More and more parents are thinking about ways they can be green (act in a way
that helps preserve the environment). Lots of people are buying organic, changing
to compact fluorescent bulbs, driving hybrids, and taking other steps to help
minimize negative effects on the earth. You might not think that the way you
parent after divorce could have an impact on the environment, but in fact there
are lots of things you can do to be a greener divorced parent.
Many divorced parents make arrangements with their child’s school for
each parent to receive individual copes of progress reports, conference notifications,
test results, event notices and so on. If you take a look at the amount of paper
you’re getting from your child’s school and then think about the
fact that it’s all being duplicated to the other parent, that’s
a lot of dead trees. If your school is not equipped to switch to email notifications,
you can still reduce your carbon footprint. Arrange to have these papers sent
to only one parent. Then, either send them along to the other parent, or scan
them and email them to him so he gets them too.
I would never suggest that you reduce visitation in order to reduce miles driven
– your child’s relationship with the other parent is too important.
However, there are things you can do to make the transportation smarter. First,
take a look at the schedule. Is your child being picked up or returned home
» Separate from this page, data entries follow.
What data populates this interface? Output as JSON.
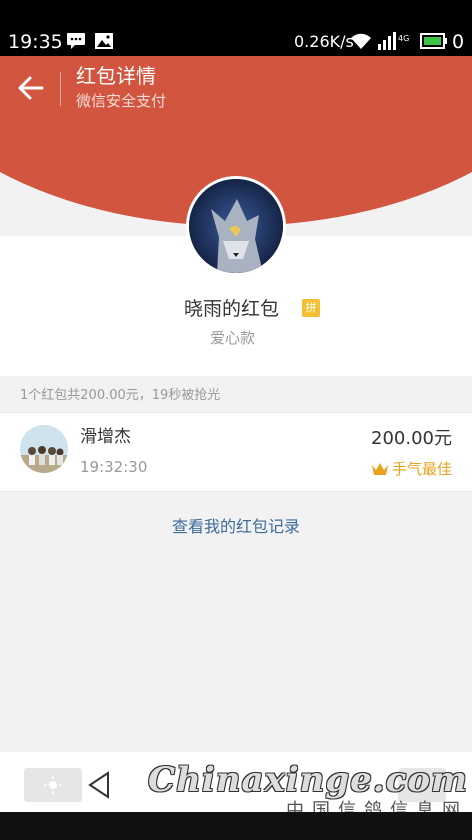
{
  "status_bar": {
    "time": "19:35",
    "speed": "0.26K/s",
    "network": "4G",
    "battery_number": "0"
  },
  "header": {
    "title": "红包详情",
    "subtitle": "微信安全支付"
  },
  "packet": {
    "title": "晓雨的红包",
    "badge": "拼",
    "description": "爱心款"
  },
  "summary": "1个红包共200.00元，19秒被抢光",
  "receivers": [
    {
      "name": "滑增杰",
      "time": "19:32:30",
      "amount": "200.00元",
      "best_label": "手气最佳"
    }
  ],
  "records_link": "查看我的红包记录",
  "watermark": {
    "main": "Chinaxinge.com",
    "sub": "中国信鸽信息网"
  },
  "colors": {
    "header_red": "#d2553f",
    "link_blue": "#3e6c9c",
    "gold": "#e8a21f",
    "badge_yellow": "#f2c031"
  }
}
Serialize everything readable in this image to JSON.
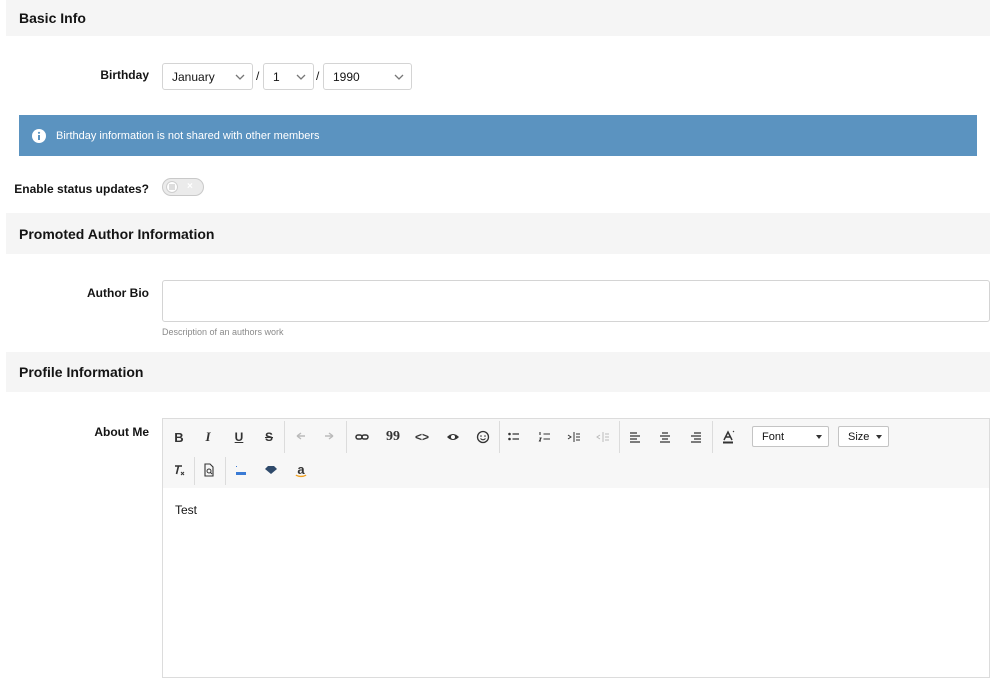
{
  "basic_info": {
    "title": "Basic Info"
  },
  "birthday": {
    "label": "Birthday",
    "month": "January",
    "day": "1",
    "year": "1990",
    "separator": "/"
  },
  "banner": {
    "text": "Birthday information is not shared with other members",
    "color": "#5b93c0"
  },
  "status_updates": {
    "label": "Enable status updates?",
    "enabled": false
  },
  "promoted": {
    "title": "Promoted Author Information"
  },
  "author_bio": {
    "label": "Author Bio",
    "value": "",
    "hint": "Description of an authors work"
  },
  "profile": {
    "title": "Profile Information"
  },
  "about_me": {
    "label": "About Me",
    "toolbar": {
      "bold": "B",
      "italic": "I",
      "underline": "U",
      "strike": "S",
      "quote": "99",
      "code": "<>",
      "font_label": "Font",
      "size_label": "Size",
      "amazon": "a"
    },
    "content": "Test"
  }
}
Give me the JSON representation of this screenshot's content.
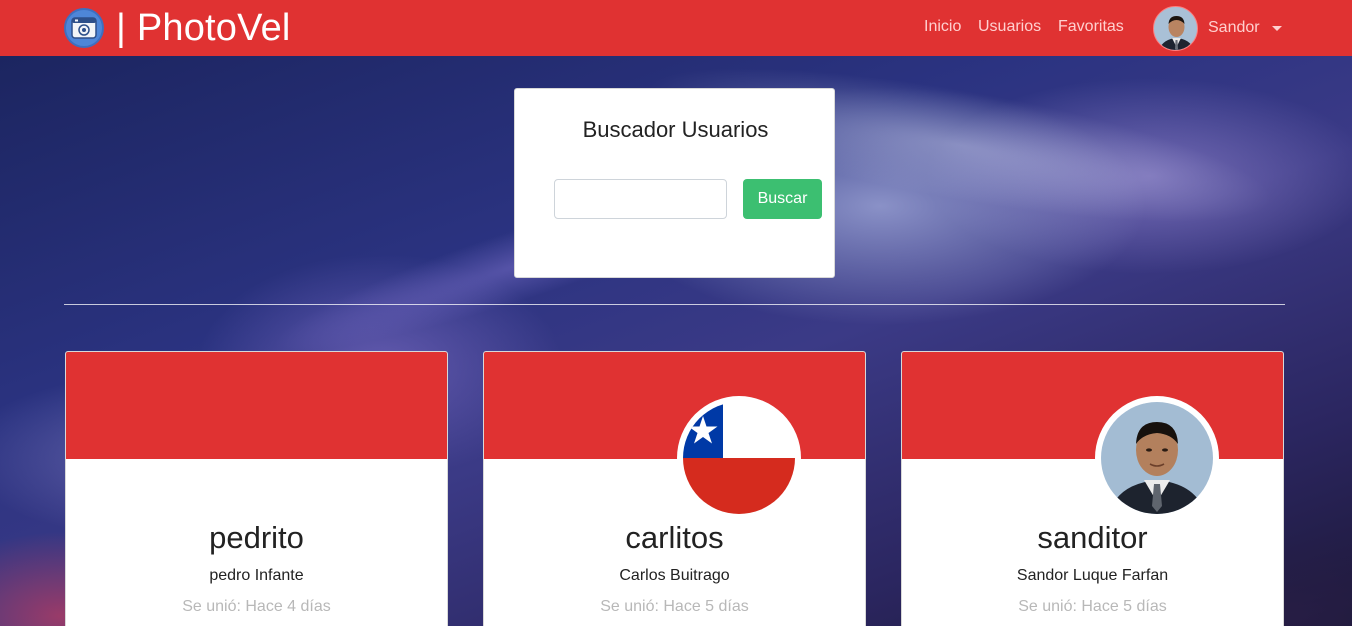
{
  "navbar": {
    "brand": "| PhotoVel",
    "brand_logo_icon": "camera-window-icon",
    "links": [
      "Inicio",
      "Usuarios",
      "Favoritas"
    ],
    "user_name": "Sandor",
    "dropdown_icon": "caret-down-icon"
  },
  "search": {
    "title": "Buscador Usuarios",
    "input_value": "",
    "placeholder": "",
    "button_label": "Buscar"
  },
  "users": [
    {
      "username": "pedrito",
      "full_name": "pedro Infante",
      "joined": "Se unió: Hace 4 días",
      "avatar": "none"
    },
    {
      "username": "carlitos",
      "full_name": "Carlos Buitrago",
      "joined": "Se unió: Hace 5 días",
      "avatar": "chile-flag-icon"
    },
    {
      "username": "sanditor",
      "full_name": "Sandor Luque Farfan",
      "joined": "Se unió: Hace 5 días",
      "avatar": "person-photo"
    }
  ],
  "colors": {
    "primary_red": "#e03232",
    "success_green": "#3cbf71",
    "nav_link": "#ffd0cf"
  }
}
at rush hour? If so, the parent driving is using additional gas sitting in traffic.
Adjusting times to avoid rush hour can make a big difference.
Also, consider what the schedule looks like. Is your ex taking your child on
Thursday evening, returning her that night and then coming and getting her again
on Friday for a weekend? Why not increase the visitation to last from Thursday
through Sunday (and then make a decrease somewhere else to even things out)?
You and your ex can also try to make visitation transportation multi-purpose.
If you need to go to the grocery store, stop there on your way back from dropping
your child off instead of making a separate trip. If your child goes to ballet
half an hour after returning home from visitation, why not extend visitation
and have your ex drop her off there instead?
Think about Secondhand
The non-custodial parent likely has a bedroom for your child. Consider furnishing
this room with secondhand items. If your child visits only every other weekend,
it’s not a very good investment to buy a brand new bedroom set. Likewise,
a non-custodial parent could comfortably use a secondhand stroller, high chair,
bicycle and other child and baby items since they will get infrequent use.
If your child has a tv or computer in his room, unplug it when he is with the
other parent. Do the same thing for video game machines like Playstation or
Wii. Don’t leave his iPod plugged in to charge the entire time he’s
away either. Make sure lights and fans are off in your child’s room while
he is gone.
One of the biggest ways to preserve resources is to work with your ex to solve
any problems that come up with parenting on your own. If you go to court, you
generate a tremendous amount of paperwork and use a lot of resources for something
you may have been able to compromise on by yourselves.
Educate Your Co-Parent
If you’re dedicated to being green, talk with your co-parent. Not only
can you find ways together to reduce the amount of resources you’re using,
but you can also offer him some information about the benefits of organic foods
for your child.